* _What this task involves_: Go through the material underneath and show every line where the string "github" occurs.

* _Records supplied_:
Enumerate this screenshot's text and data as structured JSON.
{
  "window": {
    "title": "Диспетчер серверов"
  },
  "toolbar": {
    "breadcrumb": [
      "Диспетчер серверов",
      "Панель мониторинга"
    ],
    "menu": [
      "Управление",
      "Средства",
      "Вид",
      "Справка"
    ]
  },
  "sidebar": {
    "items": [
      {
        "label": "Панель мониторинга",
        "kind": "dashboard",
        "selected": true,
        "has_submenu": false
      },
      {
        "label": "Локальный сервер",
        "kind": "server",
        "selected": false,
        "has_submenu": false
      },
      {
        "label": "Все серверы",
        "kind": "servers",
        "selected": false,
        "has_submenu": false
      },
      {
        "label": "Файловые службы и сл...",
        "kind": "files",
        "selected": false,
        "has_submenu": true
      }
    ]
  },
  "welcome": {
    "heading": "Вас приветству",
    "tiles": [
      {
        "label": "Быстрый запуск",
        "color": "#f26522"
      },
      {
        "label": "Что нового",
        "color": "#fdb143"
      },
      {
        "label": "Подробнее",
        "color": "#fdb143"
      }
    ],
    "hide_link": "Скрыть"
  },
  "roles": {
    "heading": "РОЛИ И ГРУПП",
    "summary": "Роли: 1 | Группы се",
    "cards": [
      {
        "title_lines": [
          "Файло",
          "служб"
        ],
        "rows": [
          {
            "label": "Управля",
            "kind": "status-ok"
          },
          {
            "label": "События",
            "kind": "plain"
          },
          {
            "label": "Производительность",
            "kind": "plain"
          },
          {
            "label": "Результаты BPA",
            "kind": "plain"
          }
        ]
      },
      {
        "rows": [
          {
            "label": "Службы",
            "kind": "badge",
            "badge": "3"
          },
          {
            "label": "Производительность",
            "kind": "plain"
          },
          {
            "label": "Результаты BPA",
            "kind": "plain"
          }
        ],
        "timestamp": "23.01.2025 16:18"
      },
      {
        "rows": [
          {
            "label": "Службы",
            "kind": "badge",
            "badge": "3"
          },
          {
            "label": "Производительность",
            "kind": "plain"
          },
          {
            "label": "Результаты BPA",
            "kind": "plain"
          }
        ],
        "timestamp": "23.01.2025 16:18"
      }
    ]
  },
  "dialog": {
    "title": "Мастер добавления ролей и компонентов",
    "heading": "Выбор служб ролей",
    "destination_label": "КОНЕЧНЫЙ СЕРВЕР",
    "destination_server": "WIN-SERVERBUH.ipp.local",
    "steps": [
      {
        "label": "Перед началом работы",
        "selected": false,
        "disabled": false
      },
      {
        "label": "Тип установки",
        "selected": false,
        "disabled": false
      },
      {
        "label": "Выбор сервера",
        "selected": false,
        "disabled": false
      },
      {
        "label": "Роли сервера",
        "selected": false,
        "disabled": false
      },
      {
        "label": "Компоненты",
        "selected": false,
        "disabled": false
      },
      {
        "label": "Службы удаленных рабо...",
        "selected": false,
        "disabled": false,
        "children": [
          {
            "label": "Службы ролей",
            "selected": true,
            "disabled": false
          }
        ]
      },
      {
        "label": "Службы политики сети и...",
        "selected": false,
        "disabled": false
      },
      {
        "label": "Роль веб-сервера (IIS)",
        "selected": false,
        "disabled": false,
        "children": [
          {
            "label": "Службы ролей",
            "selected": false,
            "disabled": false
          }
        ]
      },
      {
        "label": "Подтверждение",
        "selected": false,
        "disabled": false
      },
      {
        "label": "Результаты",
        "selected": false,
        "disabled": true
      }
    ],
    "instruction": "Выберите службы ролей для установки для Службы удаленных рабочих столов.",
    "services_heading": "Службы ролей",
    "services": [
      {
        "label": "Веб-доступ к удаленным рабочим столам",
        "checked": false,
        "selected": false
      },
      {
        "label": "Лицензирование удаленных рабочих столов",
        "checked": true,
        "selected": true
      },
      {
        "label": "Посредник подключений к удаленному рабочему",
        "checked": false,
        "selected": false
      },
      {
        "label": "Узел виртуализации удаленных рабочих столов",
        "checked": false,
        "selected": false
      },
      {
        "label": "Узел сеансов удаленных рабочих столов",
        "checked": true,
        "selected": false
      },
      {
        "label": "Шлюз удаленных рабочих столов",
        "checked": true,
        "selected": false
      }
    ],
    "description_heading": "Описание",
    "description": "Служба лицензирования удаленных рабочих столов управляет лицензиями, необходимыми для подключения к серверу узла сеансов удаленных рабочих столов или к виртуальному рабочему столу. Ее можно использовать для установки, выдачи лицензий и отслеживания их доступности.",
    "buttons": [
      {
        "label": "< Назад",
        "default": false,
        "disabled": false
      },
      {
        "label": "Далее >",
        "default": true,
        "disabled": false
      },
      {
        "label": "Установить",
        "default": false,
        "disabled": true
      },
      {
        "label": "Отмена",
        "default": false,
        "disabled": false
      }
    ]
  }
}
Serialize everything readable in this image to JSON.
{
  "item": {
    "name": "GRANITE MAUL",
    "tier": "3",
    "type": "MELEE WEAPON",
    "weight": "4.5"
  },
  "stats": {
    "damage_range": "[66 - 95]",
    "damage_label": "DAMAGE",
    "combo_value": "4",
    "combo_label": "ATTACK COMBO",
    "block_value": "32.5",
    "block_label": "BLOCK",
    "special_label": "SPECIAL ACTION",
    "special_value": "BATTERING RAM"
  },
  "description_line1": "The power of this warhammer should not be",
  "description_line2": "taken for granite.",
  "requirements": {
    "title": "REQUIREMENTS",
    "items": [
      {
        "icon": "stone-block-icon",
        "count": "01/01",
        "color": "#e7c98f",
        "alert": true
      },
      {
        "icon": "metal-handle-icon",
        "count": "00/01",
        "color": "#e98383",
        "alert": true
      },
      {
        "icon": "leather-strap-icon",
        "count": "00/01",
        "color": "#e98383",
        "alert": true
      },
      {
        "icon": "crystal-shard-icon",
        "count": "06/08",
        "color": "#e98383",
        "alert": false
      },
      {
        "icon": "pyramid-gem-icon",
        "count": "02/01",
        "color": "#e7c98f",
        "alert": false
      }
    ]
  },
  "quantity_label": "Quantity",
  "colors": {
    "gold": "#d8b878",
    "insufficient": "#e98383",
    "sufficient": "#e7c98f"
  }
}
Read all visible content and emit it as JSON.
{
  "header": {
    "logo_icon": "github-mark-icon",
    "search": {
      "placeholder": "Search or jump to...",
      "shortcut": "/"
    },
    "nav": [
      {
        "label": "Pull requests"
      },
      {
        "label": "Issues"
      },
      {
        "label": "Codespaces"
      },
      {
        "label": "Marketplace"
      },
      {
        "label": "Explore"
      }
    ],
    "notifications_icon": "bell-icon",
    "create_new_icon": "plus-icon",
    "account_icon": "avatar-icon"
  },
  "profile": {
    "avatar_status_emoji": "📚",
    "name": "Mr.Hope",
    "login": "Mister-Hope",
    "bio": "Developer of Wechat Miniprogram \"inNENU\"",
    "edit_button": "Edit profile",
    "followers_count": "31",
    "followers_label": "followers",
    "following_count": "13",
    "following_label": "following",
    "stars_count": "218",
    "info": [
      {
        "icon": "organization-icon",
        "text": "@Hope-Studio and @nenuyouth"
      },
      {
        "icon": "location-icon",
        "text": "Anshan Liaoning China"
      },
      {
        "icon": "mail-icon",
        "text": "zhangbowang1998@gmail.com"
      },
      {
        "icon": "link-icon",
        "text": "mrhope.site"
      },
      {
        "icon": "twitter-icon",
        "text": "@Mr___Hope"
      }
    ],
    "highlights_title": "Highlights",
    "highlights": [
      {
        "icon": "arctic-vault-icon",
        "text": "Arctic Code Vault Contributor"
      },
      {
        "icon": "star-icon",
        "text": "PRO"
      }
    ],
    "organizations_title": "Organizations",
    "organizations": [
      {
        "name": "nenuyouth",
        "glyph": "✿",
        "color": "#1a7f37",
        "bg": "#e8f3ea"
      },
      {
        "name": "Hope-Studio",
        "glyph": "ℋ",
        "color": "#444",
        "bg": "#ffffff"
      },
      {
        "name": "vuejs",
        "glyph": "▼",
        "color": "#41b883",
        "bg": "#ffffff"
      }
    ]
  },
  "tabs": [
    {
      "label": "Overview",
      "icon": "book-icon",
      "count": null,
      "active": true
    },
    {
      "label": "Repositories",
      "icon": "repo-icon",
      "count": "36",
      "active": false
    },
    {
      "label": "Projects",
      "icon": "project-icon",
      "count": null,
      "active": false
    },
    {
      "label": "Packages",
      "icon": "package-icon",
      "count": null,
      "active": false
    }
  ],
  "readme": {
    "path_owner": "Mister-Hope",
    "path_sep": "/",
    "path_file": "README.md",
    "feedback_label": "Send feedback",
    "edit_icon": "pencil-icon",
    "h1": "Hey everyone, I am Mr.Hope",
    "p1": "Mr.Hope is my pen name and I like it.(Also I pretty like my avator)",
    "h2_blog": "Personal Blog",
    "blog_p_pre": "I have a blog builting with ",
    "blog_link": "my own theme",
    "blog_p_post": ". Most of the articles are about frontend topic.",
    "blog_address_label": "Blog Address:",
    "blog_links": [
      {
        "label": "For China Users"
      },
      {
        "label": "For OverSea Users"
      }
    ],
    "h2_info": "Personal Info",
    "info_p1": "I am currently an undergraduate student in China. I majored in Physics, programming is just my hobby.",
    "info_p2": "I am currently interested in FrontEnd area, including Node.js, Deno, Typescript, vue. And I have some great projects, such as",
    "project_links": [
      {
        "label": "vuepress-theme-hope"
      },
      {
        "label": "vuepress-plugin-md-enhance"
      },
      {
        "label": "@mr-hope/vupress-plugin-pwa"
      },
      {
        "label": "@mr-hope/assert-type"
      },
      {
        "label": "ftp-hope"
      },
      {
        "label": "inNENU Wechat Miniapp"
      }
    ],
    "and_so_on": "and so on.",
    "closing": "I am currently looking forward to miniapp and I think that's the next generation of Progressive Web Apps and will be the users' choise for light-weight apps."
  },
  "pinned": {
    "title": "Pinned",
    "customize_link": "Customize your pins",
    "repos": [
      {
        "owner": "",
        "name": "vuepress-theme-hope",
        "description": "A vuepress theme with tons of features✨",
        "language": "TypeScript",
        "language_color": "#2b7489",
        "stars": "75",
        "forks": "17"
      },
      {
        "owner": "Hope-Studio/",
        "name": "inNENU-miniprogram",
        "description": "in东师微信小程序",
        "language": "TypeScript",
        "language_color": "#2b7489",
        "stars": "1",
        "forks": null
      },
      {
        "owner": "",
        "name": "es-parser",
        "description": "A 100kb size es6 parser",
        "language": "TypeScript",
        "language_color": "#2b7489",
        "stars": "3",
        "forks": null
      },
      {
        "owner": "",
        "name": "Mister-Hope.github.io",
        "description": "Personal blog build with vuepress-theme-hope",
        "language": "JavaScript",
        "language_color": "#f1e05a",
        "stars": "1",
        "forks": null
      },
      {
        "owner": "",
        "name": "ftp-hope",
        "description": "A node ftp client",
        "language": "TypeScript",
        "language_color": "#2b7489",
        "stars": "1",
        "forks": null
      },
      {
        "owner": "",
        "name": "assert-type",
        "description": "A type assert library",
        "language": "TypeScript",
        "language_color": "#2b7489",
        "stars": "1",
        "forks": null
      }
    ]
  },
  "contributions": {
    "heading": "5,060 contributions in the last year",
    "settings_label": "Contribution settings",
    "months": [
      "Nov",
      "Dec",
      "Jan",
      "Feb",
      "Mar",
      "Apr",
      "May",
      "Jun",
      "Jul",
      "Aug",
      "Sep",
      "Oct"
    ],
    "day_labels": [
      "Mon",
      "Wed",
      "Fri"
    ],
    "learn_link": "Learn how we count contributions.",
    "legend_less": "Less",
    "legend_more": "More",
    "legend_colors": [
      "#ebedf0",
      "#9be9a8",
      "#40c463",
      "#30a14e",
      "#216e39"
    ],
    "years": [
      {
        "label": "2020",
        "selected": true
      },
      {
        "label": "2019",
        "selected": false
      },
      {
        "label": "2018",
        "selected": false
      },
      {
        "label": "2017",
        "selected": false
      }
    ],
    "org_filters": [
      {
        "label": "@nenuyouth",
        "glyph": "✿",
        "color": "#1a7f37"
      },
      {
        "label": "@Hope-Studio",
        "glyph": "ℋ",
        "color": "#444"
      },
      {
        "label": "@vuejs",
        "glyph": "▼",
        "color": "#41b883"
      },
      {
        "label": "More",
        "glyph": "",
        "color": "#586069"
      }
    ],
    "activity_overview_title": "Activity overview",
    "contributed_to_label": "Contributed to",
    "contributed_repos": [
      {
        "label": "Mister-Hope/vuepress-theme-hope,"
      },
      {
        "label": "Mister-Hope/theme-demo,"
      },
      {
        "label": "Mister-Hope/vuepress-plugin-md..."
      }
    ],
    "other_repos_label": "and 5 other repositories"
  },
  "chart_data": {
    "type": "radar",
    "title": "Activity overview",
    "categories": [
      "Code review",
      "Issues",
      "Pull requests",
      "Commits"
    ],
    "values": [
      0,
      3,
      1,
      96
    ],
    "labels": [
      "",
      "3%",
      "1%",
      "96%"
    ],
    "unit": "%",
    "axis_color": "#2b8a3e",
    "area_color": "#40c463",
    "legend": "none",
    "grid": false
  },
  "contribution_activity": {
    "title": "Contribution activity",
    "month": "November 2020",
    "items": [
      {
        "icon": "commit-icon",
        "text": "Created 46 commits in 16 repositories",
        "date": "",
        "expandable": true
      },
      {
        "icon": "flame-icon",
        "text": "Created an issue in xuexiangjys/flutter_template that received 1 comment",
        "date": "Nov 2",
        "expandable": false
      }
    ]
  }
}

* _Answer space_:
    "logo_icon": "github-mark-icon",
        "name": "Mister-Hope.github.io",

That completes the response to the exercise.